Another great vineyard for Pinot Noir (as well as other varieties) is Bien Nacido, in the Santa Maria Valley. The overall conditions are of a cool climate, with the valley’s well-known transverse orientation bringing chill and overcast moisture in directly from the ocean every night. Here again we have a situation wherein the fog burns off by mid-morning with the reliability of a clock; nor do the daytime temperatures get as warm as, say, in the Middle Reach. Bien Nacido also is famous for the quality of its viticulture. Dozens of wineries buy grapes from the vineyard. Not all are entirely successful. Not all have access to the best blocks, for Bien Nacido is a very big vineyard. Not all bring the most creative cru to the wine’s production. But a Bien Nacido Pinot Noir always is a compelling wine and, more often than not, a great one. Here again, we have the fusion of “nature” and “nurture” it takes to make unforgettable wine.

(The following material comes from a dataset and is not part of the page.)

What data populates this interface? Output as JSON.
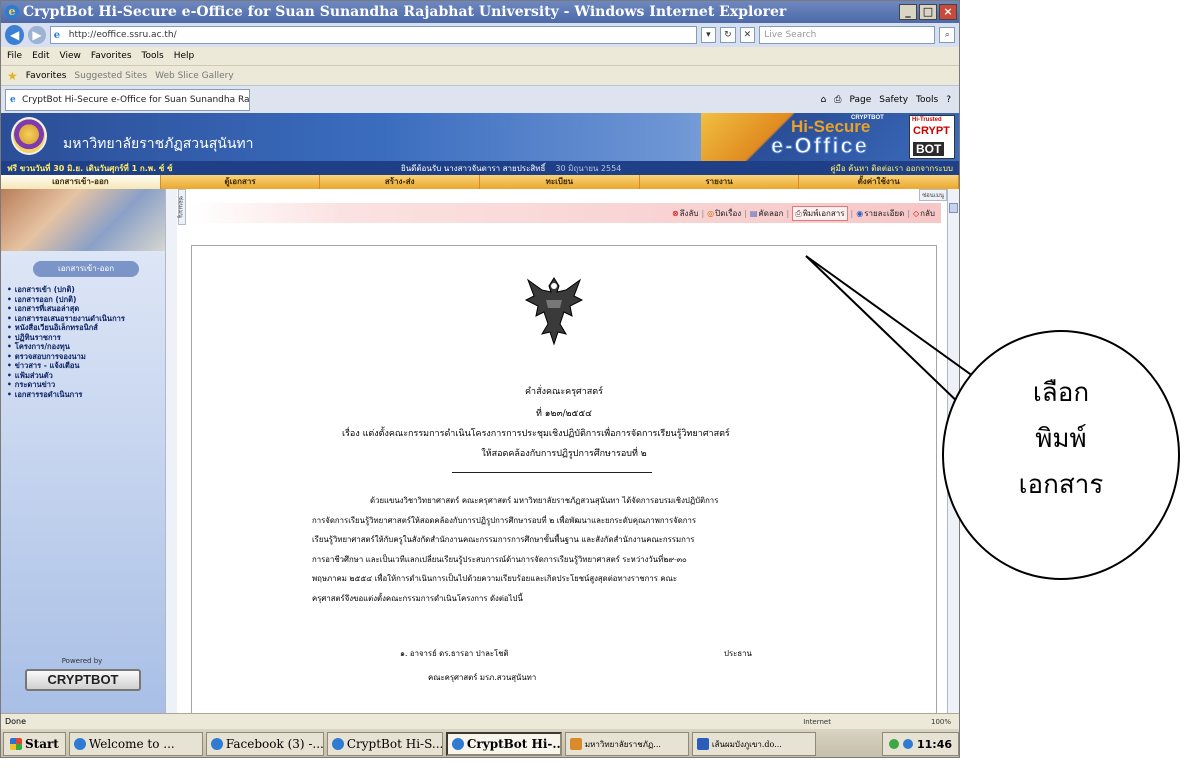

The best wine book to write in California would be one exploring the state’s greatest wines through the lens of terroir and cru, including the person of the winemaker. Winemakers often say modestly that the wine is made in the vineyard and all they do is accompany it on its journey to the bottle. That’s true in one sense but false in another. Such a book also would explore Prof. Peynaud’s seemingly strange remark that “marketing” is part of the cru. What can this possibly mean? I may write that book someday.